The Government has been accused of "shameful" treatment of Afghan war translators over the case of an interpreter who reportedly killed himself while facing deportation from Britain.
Nangyalai Dawoodzai is understood to have worked for the British Army in Afghanistan for three years before fleeing the country after receiving death threats from the Taliban.
The 29-year-old, who paid people smugglers to reach the UK, was told his request for asylum in Britain had been rejected when it was found he had been fingerprinted in Italy on arrival in Europe, according to the Daily Mail.
Faced with being sent back to Italy to claim political asylum there he killed himself, a fellow translator told the newspaper.
Liberal Democrat peer Lord Ashdown, who has championed the cause of Afghan war interpreters for years, said their treatment was scandalous.
"This is the most tragic example of a shameful Government policy," he told the Daily Mail.
In March, David Cameron told the House of Commons a set of conditions for Afghan interpreters to be given sanctuary in Britain had been agreed while in coalition with the Lib Dems.
The Prime Minister said there was also a scheme in place for Afghans who want to help rebuild their war ravaged country.
According to the Daily Mail, at least three other interpreters who served UK forces in war zones currently face deportation because they were fingerprinted in mainland Europe before arriving in the UK.
Lord Ashdown said: "These people will have been at the frontline day in, day out, with no break for years.
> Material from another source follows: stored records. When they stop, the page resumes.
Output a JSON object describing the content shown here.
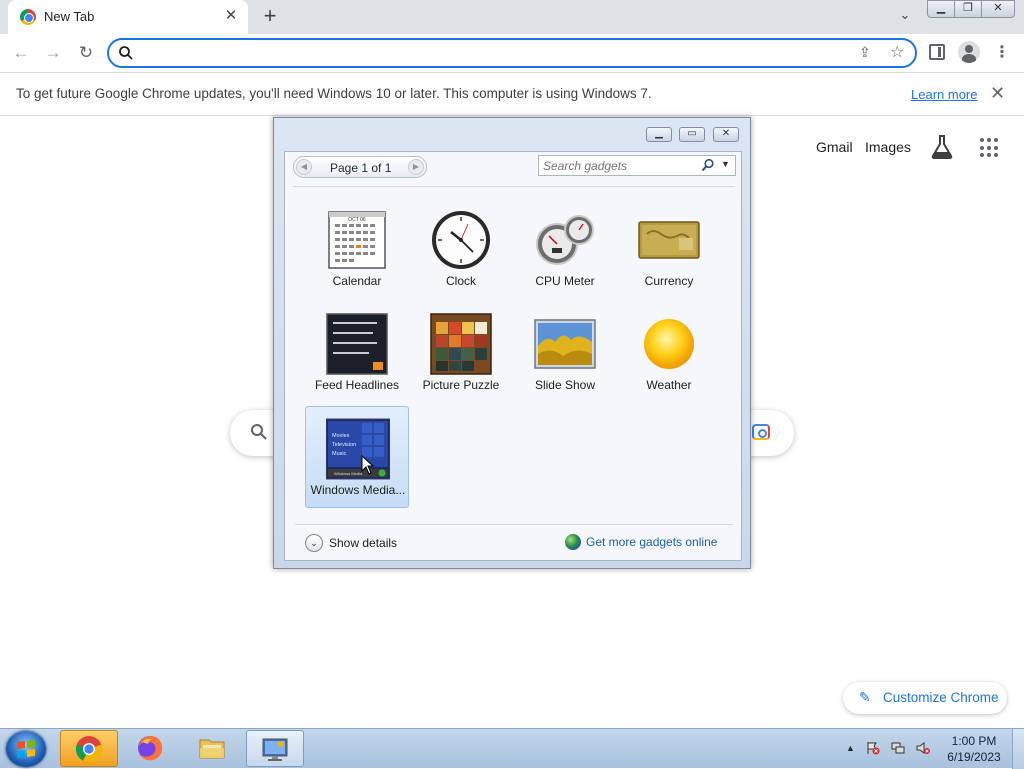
{
  "tab": {
    "title": "New Tab",
    "close": "✕",
    "new_tab": "+",
    "search_tabs": "⌄"
  },
  "window_buttons": {
    "min": "▁",
    "max": "❐",
    "close": "✕"
  },
  "toolbar": {
    "back": "←",
    "forward": "→",
    "reload": "↻",
    "omnibox_value": "",
    "menu": "⋮",
    "share": "⇪",
    "star": "☆"
  },
  "infobar": {
    "text": "To get future Google Chrome updates, you'll need Windows 10 or later. This computer is using Windows 7.",
    "link": "Learn more",
    "close": "✕"
  },
  "ntp": {
    "links": {
      "gmail": "Gmail",
      "images": "Images"
    },
    "search_placeholder": "",
    "customize_label": "Customize Chrome",
    "customize_icon": "✎"
  },
  "gadgets_window": {
    "pager_text": "Page 1 of 1",
    "prev": "◀",
    "next": "▶",
    "search_placeholder": "Search gadgets",
    "search_dropdown": "▼",
    "controls": {
      "min": "▁",
      "max": "▭",
      "close": "✕"
    },
    "gadgets": [
      {
        "label": "Calendar",
        "icon": "calendar-gadget-icon"
      },
      {
        "label": "Clock",
        "icon": "clock-gadget-icon"
      },
      {
        "label": "CPU Meter",
        "icon": "cpu-meter-gadget-icon"
      },
      {
        "label": "Currency",
        "icon": "currency-gadget-icon"
      },
      {
        "label": "Feed Headlines",
        "icon": "feed-headlines-gadget-icon"
      },
      {
        "label": "Picture Puzzle",
        "icon": "picture-puzzle-gadget-icon"
      },
      {
        "label": "Slide Show",
        "icon": "slide-show-gadget-icon"
      },
      {
        "label": "Weather",
        "icon": "weather-gadget-icon"
      },
      {
        "label": "Windows Media...",
        "icon": "windows-media-gadget-icon",
        "selected": true
      }
    ],
    "calendar_month": "OCT 06",
    "media_lines": [
      "Movies",
      "Television",
      "Music"
    ],
    "media_footer": "Windows Media",
    "show_details": "Show details",
    "show_details_icon": "⌄",
    "get_more": "Get more gadgets online"
  },
  "taskbar": {
    "items": [
      "start-button",
      "chrome",
      "firefox",
      "windows-explorer",
      "desktop-gadgets"
    ],
    "tray_up": "▲",
    "clock_time": "1:00 PM",
    "clock_date": "6/19/2023"
  },
  "colors": {
    "chrome_tabstrip": "#dee1e6",
    "omnibox_focus": "#1a73e8",
    "link_blue": "#1a73e8",
    "gadget_window": "#dce6f2",
    "taskbar": "#b8cde4"
  }
}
Given the way they have been treated, who in the future will ever offer to be an interpreter to help British soldiers do their job when we treat those who have served our troops so scandalously?"
Chairman of the Commons defence select committee, Dr Julian Lewis said he hoped the case would press UK authorities to take a "more generous and enlightened attitude" towards former interpreters, should Mr Dawoodzai's case be verified.
He said: "Many people will share my bafflement and concern that we seem unable to get rid of people who mean us harm and unwilling to take people who have served us loyally."
A former interpreter named only as Rafi, who helps coordinate work to support former colleagues, told the newspaper Mr Dawoodzai seemed "extremely depressed" when they spoke a month ago, adding that Afghans in Mr Dawoodzai's position feel betrayed when they are not granted asylum in the country they helped in battle.
Mr Dawoodzai reportedly told a fellow former interpreter he worked with British soldiers based at Camp Bastion in Helmand Province.
He had been staying at a hostel in Birmingham when his application was rejected when the Italian records were found. He was reportedly arrested and held in a detention centre for 18 days. On release he returned to the hostel while his paperwork was processed.
The interpreter told the newspaper: "He was depressed and very down. He said his life was at risk and no one cared ... he believed that Britain would help him because he had helped them. Now he has killed himself - it is so desperate."
West Midlands Police told the Daily Mail a man's body was found at an address in West Bromwich last Wednesday night. The death is not being treated as suspicious.
A Home Office spokesman said: "We are very saddened by this tragic case. As investigations are continuing, it would be inappropriate to comment further at this stage."